Classical Dinosaur

Following the Roman road to disaster in Parthia.

Bust of Marcus Licinius Crassus, fifth century AD. Bridgeman Images.
Bust of Marcus Licinius Crassus, fifth century AD. Bridgeman Images.

Shakespeare gave us an abiding image of Caesar. Pompey promoted himself as the second coming of Alexander the Great. But when it comes to the mysterious third man who pulled the strings and turned the gears of politics in first-century BC Rome, Marcus Licinius Crassus has only himself to blame for historical obscurity.

Eighteen years after rising to the public’s attention for ending Spartacus’ revolt, Caesar’s one-time banker and Rome’s former head of state departed for the Tigris and Euphrates with mad imperialist designs of annexing Parthia to Rome. An otherwise comfortable life of wealth and privilege ended with Crassus’ head being used as a prop on a Parthian stage. Peter Stothard profiles the life of this arrogant, ego-inflated, posh middle-aged Roman in Crassus, his slim, unapologetically top-down biography of Caesar and Pompey’s lesser-known but no-less-influential contemporary.

Stothard styles Crassus history’s ‘first tycoon’, but from the details of Crassus’ life, it’s hard not to regard him as an archetypal antihero and classical-era dinosaur: a real-estate mogul who acquired his wealth by profiting off collapsed tenements in Rome, a womaniser ‘accused of seducing a Vestal Virgin’ and a businessman who was particularly ‘innovative when understanding human capital’, so Stothard says, noting Crassus’ penchant for ‘buying and training the smartest of the enslaved’ to be his property managers. If historical writing has shifted attention from the privileged and powerful in recent years, hovering over the lives of outsiders and the disenfranchised, Crassus yanks that pendulum right from its socket.
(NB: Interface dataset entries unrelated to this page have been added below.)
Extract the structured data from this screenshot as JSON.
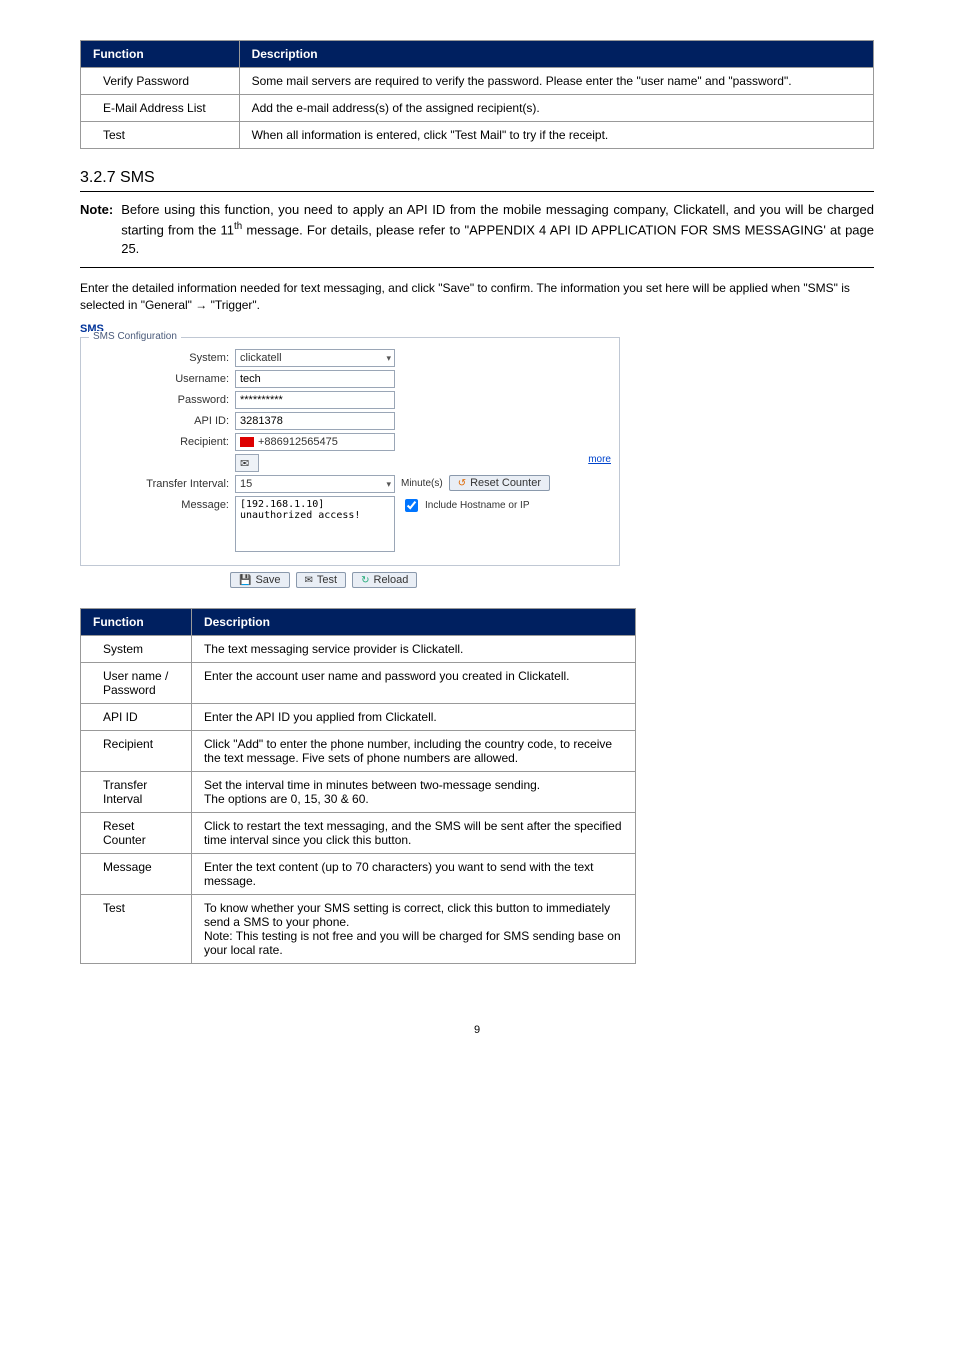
{
  "table1": {
    "headers": [
      "Function",
      "Description"
    ],
    "rows": [
      [
        "Verify Password",
        "Some mail servers are required to verify the password. Please enter the \"user name\" and \"password\"."
      ],
      [
        "E-Mail Address List",
        "Add the e-mail address(s) of the assigned recipient(s)."
      ],
      [
        "Test",
        "When all information is entered, click \"Test Mail\" to try if the receipt."
      ]
    ]
  },
  "section_heading": "3.2.7 SMS",
  "note": {
    "label": "Note:",
    "text_before_sup": "Before using this function, you need to apply an API ID from the mobile messaging company, Clickatell, and you will be charged starting from the 11",
    "sup": "th",
    "text_after_sup": " message. For details, please refer to \"APPENDIX 4 API ID APPLICATION FOR SMS MESSAGING' at page 25."
  },
  "paragraph": "Enter the detailed information needed for text messaging, and click \"Save\" to confirm. The information you set here will be applied when \"SMS\" is selected in \"General\" → \"Trigger\".",
  "sms": {
    "title": "SMS",
    "legend": "SMS Configuration",
    "labels": {
      "system": "System:",
      "username": "Username:",
      "password": "Password:",
      "apiid": "API ID:",
      "recipient": "Recipient:",
      "interval": "Transfer Interval:",
      "message": "Message:"
    },
    "values": {
      "system": "clickatell",
      "username": "tech",
      "password": "**********",
      "apiid": "3281378",
      "recipient": "+886912565475",
      "more": "more",
      "interval": "15",
      "interval_unit": "Minute(s)",
      "reset": "Reset Counter",
      "message": "[192.168.1.10] unauthorized access!",
      "include": "Include Hostname or IP"
    },
    "buttons": {
      "save": "Save",
      "test": "Test",
      "reload": "Reload"
    }
  },
  "table2": {
    "headers": [
      "Function",
      "Description"
    ],
    "rows": [
      {
        "f": "System",
        "d": "The text messaging service provider is Clickatell."
      },
      {
        "f": "User name / Password",
        "d": "Enter the account user name and password you created in Clickatell."
      },
      {
        "f": "API ID",
        "d": "Enter the API ID you applied from Clickatell."
      },
      {
        "f": "Recipient",
        "d": "Click \"Add\" to enter the phone number, including the country code, to receive the text message. Five sets of phone numbers are allowed."
      },
      {
        "f": "Transfer Interval",
        "d": "Set the interval time in minutes between two-message sending.\nThe options are 0, 15, 30 & 60."
      },
      {
        "f": "Reset Counter",
        "d": "Click to restart the text messaging, and the SMS will be sent after the specified time interval since you click this button."
      },
      {
        "f": "Message",
        "d": "Enter the text content (up to 70 characters) you want to send with the text message."
      },
      {
        "f": "Test",
        "d": "To know whether your SMS setting is correct, click this button to immediately send a SMS to your phone.\nNote: This testing is not free and you will be charged for SMS sending base on your local rate."
      }
    ]
  },
  "page_number": "9"
}
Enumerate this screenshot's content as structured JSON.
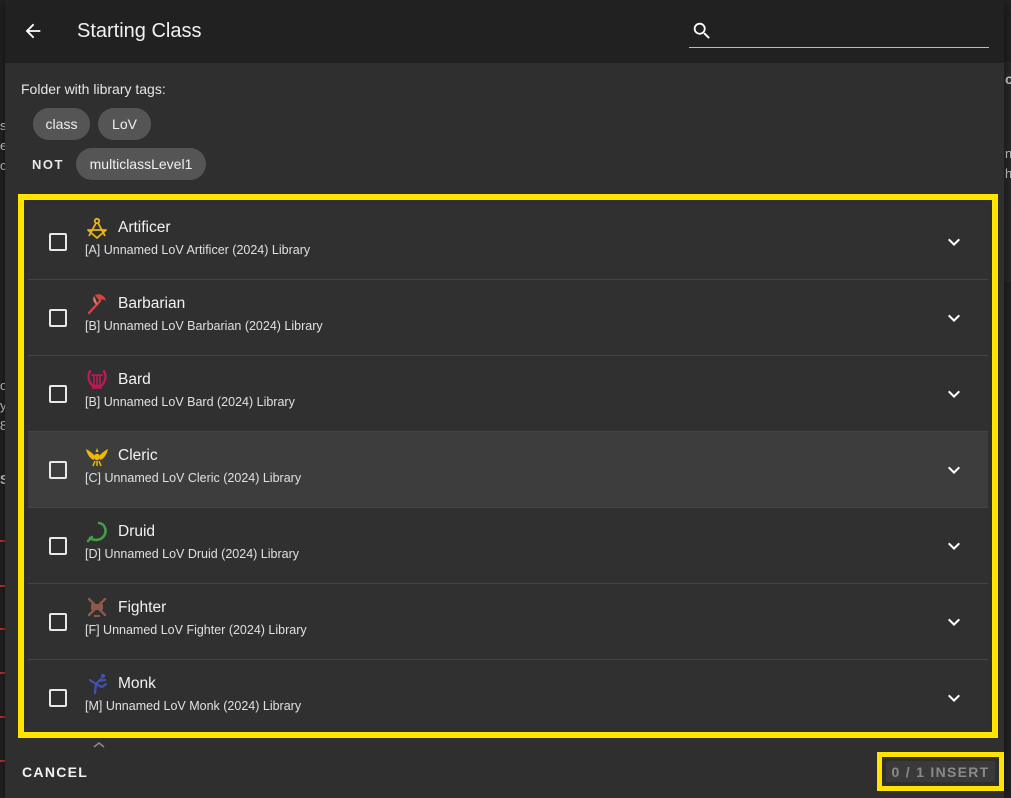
{
  "header": {
    "title": "Starting Class",
    "search_placeholder": ""
  },
  "filter": {
    "label": "Folder with library tags:",
    "include_tags": [
      "class",
      "LoV"
    ],
    "not_label": "NOT",
    "exclude_tags": [
      "multiclassLevel1"
    ]
  },
  "items": [
    {
      "name": "Artificer",
      "library": "[A] Unnamed LoV Artificer (2024) Library",
      "icon": "artificer-compass-icon",
      "icon_color": "#e8b51d",
      "checked": false
    },
    {
      "name": "Barbarian",
      "library": "[B] Unnamed LoV Barbarian (2024) Library",
      "icon": "barbarian-axe-icon",
      "icon_color": "#d64541",
      "checked": false
    },
    {
      "name": "Bard",
      "library": "[B] Unnamed LoV Bard (2024) Library",
      "icon": "bard-lyre-icon",
      "icon_color": "#c2185b",
      "checked": false
    },
    {
      "name": "Cleric",
      "library": "[C] Unnamed LoV Cleric (2024) Library",
      "icon": "cleric-winged-sun-icon",
      "icon_color": "#f2b705",
      "checked": false
    },
    {
      "name": "Druid",
      "library": "[D] Unnamed LoV Druid (2024) Library",
      "icon": "druid-sickle-icon",
      "icon_color": "#43a047",
      "checked": false
    },
    {
      "name": "Fighter",
      "library": "[F] Unnamed LoV Fighter (2024) Library",
      "icon": "fighter-swords-icon",
      "icon_color": "#8d5a4a",
      "checked": false
    },
    {
      "name": "Monk",
      "library": "[M] Unnamed LoV Monk (2024) Library",
      "icon": "monk-kick-icon",
      "icon_color": "#3f51b5",
      "checked": false
    }
  ],
  "footer": {
    "cancel_label": "CANCEL",
    "insert_label": "0 / 1 INSERT"
  },
  "colors": {
    "highlight": "#ffe400",
    "dialog_bg": "#2f2f2f",
    "header_bg": "#212121"
  }
}
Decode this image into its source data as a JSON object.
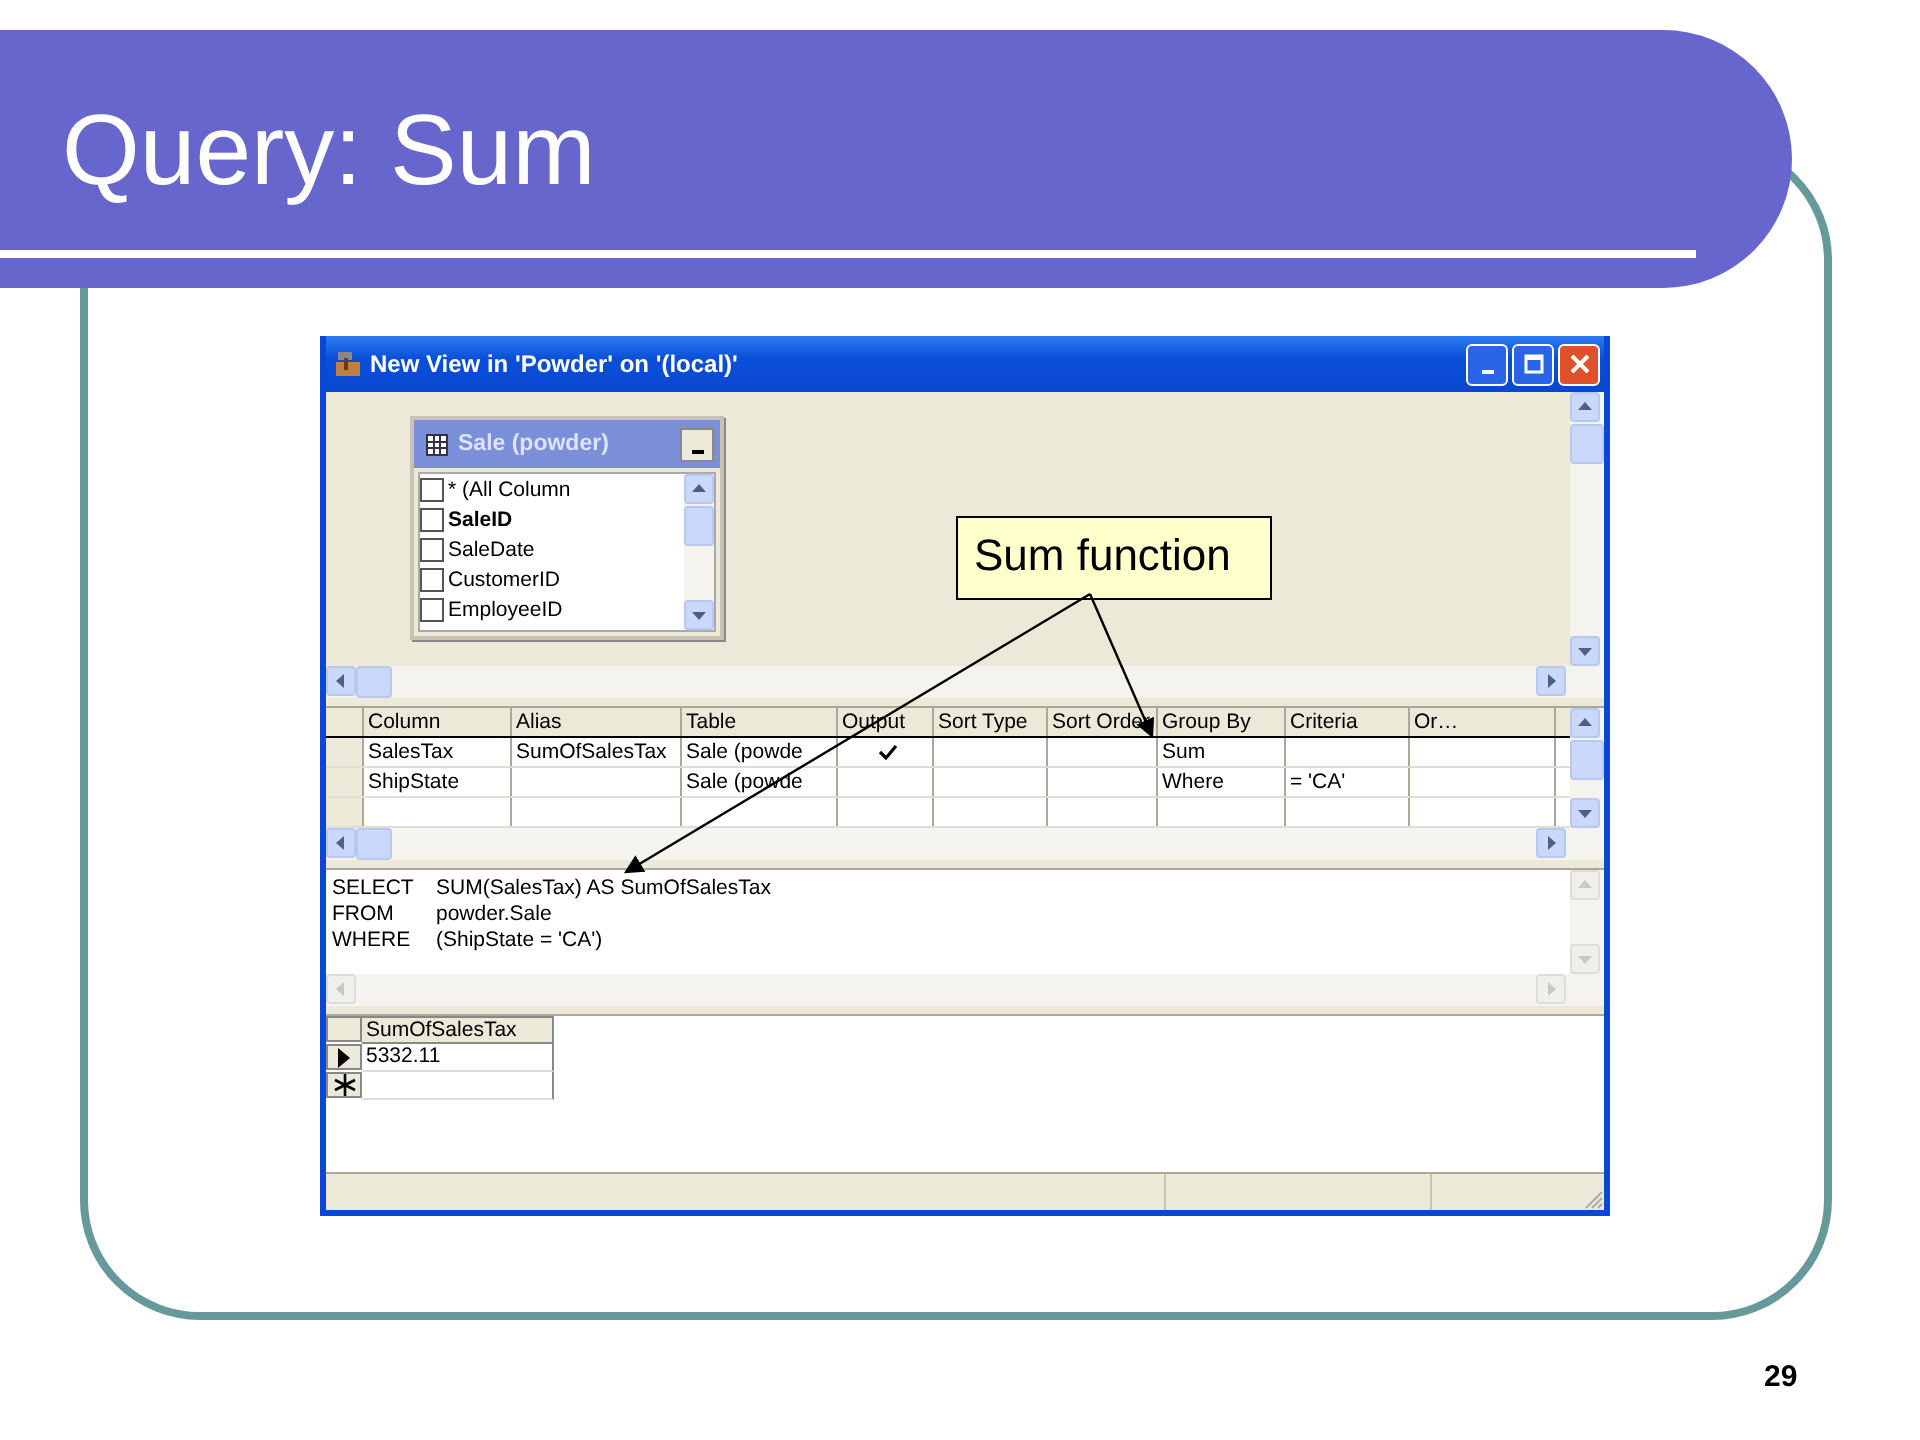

There’s a reason why Crassus’ lifetime has perennially proven so seductive to both novelists’ imaginations and scholars’ scrutiny. Fraught with uncertainty over the citizenship status of local communities across the Italian peninsula – many of whom lived under Roman authority but lacked representation in Rome – and confronted by a list of domestic challenges resulting from the Republic’s acquisition of five new overseas provinces, the first half of the first century BC inaugurated a time of cut-throat competition and zealous partisanship from which would arise the Roman Empire.

What Stothard’s book offers is a quickly exposed snapshot of that changing world’s ‘clash of ego and ambition’ as it spiralled into dysfunction. Feeding the general mania of the times was the prospect of cartloads of stolen treasure from conquered provinces and dreams of skyrocketing personal wealth.

The broad thrust of the narrative is clear as Stothard leads us from Crassus’ youth, down ‘the road to Carrhae’, and to the national disaster that unfolded there in Parthia’s sands. Just don’t expect much help en route. You’ll need to do the sorting out of the politics of Marius and Sulla for yourself, to understand the roots of the conflict that led to Sulla’s attack at Rome’s Colline Gate in 82 BC. Narrative time will speed forward, then slip into reverse. Crassus is nearing 30, a partisan in Sulla’s march on the capital, when we encounter mention of a battle in Gaul during his childhood, 24 years earlier. Of Crassus’ intriguing contemporaries, like the wealthy, free-born Roman women whose backroom strategies helped them to support their cash-strapped husbands during these unusual years in the late Republic, we hear very little.

‘Men should learn from experience, respect their elders, and rise to the top in due time’, Stothard writes, attempting to convey to a 21st-century mind the ubiquity, if not the oppressiveness, of the paternalistic ideology that informed Crassus’ world. The first ancient writer to try to recover those lives and times was the imperial biographer Plutarch, and Stothard’s structure has largely followed Plutarch’s model: the first half of his book focusing on the formation of Crassus’ character, the second an extended set piece in the desert, replete with discussions of Parthian archery tactics, culminating in the doomed general’s defeat.

Stothard leans heavily into his subject’s qualities as a sort of management consultant and financial wizard just as, in a way, did Plutarch, whose Crassus was said to be ‘more like a businessman than a general’, even on the battlefield. Stothard calls Crassus a ‘meticulous planner’, ‘a secret disrupter’, a man who ‘prided himself on understanding risk’ and who exercised ‘power through money’ until the ill-planned Parthian invasion of 53 BC  saw it all wiped out.

When he arrived in Parthia shortly before he died, says Plutarch, there was ‘not a single growing thing in sight, not a stream, not a sign of any rising ground, not a blade of grass. There was a sea of sand and nothing else’, a bleak end for a life-long narcissist whose greed wrought his own destruction.

Crassus: The First Tycoon
Peter Stothard
Yale University Press 184pp £18.99
Buy from bookshop.org (affiliate link)

 

 

Douglas Boin is Professor of History at Saint Louis University and the author of Alaric the Goth (W.W. Norton, 2020).